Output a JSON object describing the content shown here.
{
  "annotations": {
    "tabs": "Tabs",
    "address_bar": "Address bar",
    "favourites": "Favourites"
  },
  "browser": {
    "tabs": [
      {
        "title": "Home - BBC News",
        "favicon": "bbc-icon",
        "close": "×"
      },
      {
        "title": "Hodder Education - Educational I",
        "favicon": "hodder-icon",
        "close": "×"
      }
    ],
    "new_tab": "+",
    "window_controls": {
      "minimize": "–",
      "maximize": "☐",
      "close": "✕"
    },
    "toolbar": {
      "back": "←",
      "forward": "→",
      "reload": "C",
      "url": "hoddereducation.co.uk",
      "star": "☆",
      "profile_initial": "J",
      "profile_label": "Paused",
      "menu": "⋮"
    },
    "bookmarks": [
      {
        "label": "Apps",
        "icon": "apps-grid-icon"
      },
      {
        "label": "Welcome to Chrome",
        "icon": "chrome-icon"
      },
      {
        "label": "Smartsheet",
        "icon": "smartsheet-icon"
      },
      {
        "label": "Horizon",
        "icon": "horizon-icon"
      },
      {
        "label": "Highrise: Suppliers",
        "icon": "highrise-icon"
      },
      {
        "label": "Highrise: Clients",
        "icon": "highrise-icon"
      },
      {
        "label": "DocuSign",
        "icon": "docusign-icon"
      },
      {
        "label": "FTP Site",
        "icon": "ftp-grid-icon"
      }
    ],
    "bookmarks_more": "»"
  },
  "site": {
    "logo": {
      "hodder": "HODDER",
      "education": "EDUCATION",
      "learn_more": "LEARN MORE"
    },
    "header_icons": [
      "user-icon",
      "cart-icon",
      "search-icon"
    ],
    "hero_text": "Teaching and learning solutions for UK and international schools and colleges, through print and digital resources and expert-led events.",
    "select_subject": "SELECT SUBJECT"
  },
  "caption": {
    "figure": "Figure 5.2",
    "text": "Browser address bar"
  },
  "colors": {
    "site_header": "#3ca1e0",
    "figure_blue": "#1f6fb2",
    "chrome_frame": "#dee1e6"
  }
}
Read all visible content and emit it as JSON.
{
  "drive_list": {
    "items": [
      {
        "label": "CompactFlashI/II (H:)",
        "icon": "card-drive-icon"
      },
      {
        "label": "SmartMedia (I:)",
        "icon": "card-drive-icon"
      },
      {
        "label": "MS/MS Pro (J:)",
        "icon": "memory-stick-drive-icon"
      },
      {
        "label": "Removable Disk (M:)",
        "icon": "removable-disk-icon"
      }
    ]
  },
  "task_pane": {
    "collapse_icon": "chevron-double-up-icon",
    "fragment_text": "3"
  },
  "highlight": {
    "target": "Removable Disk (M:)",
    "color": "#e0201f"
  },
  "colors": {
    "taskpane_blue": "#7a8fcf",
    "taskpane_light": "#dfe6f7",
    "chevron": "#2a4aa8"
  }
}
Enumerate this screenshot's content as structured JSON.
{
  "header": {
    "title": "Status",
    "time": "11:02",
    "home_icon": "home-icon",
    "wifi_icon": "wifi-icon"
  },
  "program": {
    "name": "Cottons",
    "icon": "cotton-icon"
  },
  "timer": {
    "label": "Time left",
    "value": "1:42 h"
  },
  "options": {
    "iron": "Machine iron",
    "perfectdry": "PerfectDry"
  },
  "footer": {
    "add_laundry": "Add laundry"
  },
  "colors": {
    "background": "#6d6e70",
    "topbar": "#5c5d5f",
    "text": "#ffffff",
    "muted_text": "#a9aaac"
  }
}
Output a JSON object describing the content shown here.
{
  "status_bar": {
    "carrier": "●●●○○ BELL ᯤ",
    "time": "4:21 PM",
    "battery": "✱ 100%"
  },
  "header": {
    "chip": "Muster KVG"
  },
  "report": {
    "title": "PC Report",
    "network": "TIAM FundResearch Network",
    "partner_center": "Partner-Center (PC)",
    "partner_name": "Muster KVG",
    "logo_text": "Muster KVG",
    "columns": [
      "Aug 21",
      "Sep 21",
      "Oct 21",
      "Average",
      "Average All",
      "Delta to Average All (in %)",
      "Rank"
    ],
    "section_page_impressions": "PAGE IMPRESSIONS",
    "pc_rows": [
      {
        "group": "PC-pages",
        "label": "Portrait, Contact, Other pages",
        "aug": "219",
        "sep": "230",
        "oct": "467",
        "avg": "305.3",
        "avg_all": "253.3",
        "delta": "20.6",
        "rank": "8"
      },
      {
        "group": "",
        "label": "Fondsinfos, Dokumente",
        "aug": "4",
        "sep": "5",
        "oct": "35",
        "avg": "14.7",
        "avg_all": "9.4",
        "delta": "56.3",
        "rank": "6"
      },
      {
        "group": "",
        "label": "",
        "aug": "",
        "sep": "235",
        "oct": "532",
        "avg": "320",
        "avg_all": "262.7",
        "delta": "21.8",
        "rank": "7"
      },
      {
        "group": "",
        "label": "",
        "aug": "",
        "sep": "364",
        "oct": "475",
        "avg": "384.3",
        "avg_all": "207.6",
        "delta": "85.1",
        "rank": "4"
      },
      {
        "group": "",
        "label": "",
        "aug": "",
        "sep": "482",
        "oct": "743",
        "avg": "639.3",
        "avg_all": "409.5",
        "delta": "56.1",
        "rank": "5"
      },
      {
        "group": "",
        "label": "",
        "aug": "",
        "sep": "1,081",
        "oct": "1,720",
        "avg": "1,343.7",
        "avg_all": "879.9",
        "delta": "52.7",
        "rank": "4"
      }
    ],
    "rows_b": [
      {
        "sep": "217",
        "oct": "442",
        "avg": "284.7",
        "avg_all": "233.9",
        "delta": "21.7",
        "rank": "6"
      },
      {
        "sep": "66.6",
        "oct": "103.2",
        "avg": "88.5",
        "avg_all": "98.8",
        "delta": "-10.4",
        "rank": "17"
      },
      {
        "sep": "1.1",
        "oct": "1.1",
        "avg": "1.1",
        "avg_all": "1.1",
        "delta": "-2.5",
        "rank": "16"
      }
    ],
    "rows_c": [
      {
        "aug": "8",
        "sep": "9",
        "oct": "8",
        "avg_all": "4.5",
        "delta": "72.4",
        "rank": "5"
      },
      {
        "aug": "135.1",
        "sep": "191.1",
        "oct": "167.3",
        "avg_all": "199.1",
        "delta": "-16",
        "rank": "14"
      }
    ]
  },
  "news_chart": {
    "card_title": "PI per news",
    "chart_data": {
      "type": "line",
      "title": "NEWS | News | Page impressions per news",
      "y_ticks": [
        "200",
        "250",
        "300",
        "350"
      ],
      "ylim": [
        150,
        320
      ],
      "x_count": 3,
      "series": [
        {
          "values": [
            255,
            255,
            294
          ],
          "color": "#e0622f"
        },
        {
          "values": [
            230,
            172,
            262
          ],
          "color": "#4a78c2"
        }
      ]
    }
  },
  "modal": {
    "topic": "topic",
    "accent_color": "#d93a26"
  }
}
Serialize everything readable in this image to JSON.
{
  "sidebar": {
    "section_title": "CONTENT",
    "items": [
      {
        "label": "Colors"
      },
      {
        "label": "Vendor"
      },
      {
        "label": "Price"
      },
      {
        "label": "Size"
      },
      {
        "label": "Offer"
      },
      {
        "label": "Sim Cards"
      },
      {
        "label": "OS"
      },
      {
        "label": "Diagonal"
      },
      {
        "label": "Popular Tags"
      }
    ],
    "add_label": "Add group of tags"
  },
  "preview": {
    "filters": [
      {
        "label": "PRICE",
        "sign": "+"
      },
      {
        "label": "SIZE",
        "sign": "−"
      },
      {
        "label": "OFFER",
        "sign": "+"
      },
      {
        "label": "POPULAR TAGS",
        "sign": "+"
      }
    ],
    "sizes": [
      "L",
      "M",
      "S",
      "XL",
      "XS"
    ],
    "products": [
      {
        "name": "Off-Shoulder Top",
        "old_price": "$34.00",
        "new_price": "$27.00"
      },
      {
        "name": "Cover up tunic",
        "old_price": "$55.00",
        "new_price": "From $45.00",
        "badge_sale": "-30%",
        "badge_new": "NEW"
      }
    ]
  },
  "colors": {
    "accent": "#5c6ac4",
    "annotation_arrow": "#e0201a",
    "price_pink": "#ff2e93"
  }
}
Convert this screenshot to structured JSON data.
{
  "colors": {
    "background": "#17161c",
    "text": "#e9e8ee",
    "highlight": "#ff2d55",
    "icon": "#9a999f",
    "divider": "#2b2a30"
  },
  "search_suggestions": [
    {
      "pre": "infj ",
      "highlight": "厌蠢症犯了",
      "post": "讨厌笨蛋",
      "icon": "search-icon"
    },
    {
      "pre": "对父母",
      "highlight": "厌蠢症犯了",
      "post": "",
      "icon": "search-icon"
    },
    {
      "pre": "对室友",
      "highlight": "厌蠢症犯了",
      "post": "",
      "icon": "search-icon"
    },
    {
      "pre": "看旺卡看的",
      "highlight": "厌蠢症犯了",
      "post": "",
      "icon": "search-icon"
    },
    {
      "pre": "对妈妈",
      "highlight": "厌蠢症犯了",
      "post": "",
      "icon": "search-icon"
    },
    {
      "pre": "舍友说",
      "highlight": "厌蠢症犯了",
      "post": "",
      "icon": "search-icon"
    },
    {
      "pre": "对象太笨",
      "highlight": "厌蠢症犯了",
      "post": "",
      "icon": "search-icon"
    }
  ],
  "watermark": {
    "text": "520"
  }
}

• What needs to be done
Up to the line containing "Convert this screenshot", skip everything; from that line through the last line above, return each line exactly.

• Exercise solution
Convert this screenshot to structured JSON data.
{
  "colors": {
    "background": "#17161c",
    "text": "#e9e8ee",
    "highlight": "#ff2d55",
    "icon": "#9a999f",
    "divider": "#2b2a30"
  },
  "search_suggestions": [
    {
      "pre": "infj ",
      "highlight": "厌蠢症犯了",
      "post": "讨厌笨蛋",
      "icon": "search-icon"
    },
    {
      "pre": "对父母",
      "highlight": "厌蠢症犯了",
      "post": "",
      "icon": "search-icon"
    },
    {
      "pre": "对室友",
      "highlight": "厌蠢症犯了",
      "post": "",
      "icon": "search-icon"
    },
    {
      "pre": "看旺卡看的",
      "highlight": "厌蠢症犯了",
      "post": "",
      "icon": "search-icon"
    },
    {
      "pre": "对妈妈",
      "highlight": "厌蠢症犯了",
      "post": "",
      "icon": "search-icon"
    },
    {
      "pre": "舍友说",
      "highlight": "厌蠢症犯了",
      "post": "",
      "icon": "search-icon"
    },
    {
      "pre": "对象太笨",
      "highlight": "厌蠢症犯了",
      "post": "",
      "icon": "search-icon"
    }
  ],
  "watermark": {
    "text": "520"
  }
}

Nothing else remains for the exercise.